Problem statement —
All of these records need to be duplicated exactly.

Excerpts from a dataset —

◇ ◇ ◇ ◇

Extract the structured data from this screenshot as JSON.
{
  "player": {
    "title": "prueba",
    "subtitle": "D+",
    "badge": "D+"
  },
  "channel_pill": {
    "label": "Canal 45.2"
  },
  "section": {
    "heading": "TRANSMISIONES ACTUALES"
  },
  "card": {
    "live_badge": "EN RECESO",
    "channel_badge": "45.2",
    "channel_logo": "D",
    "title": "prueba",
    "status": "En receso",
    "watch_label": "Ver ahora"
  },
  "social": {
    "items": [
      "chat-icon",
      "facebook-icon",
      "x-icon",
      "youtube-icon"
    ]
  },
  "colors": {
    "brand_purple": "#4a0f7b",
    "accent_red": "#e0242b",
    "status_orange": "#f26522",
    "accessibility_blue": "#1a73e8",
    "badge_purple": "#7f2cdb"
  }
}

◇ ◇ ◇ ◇

Solution to the problem —
Extract the structured data from this screenshot as JSON.
{
  "player": {
    "title": "prueba",
    "subtitle": "D+",
    "badge": "D+"
  },
  "channel_pill": {
    "label": "Canal 45.2"
  },
  "section": {
    "heading": "TRANSMISIONES ACTUALES"
  },
  "card": {
    "live_badge": "EN RECESO",
    "channel_badge": "45.2",
    "channel_logo": "D",
    "title": "prueba",
    "status": "En receso",
    "watch_label": "Ver ahora"
  },
  "social": {
    "items": [
      "chat-icon",
      "facebook-icon",
      "x-icon",
      "youtube-icon"
    ]
  },
  "colors": {
    "brand_purple": "#4a0f7b",
    "accent_red": "#e0242b",
    "status_orange": "#f26522",
    "accessibility_blue": "#1a73e8",
    "badge_purple": "#7f2cdb"
  }
}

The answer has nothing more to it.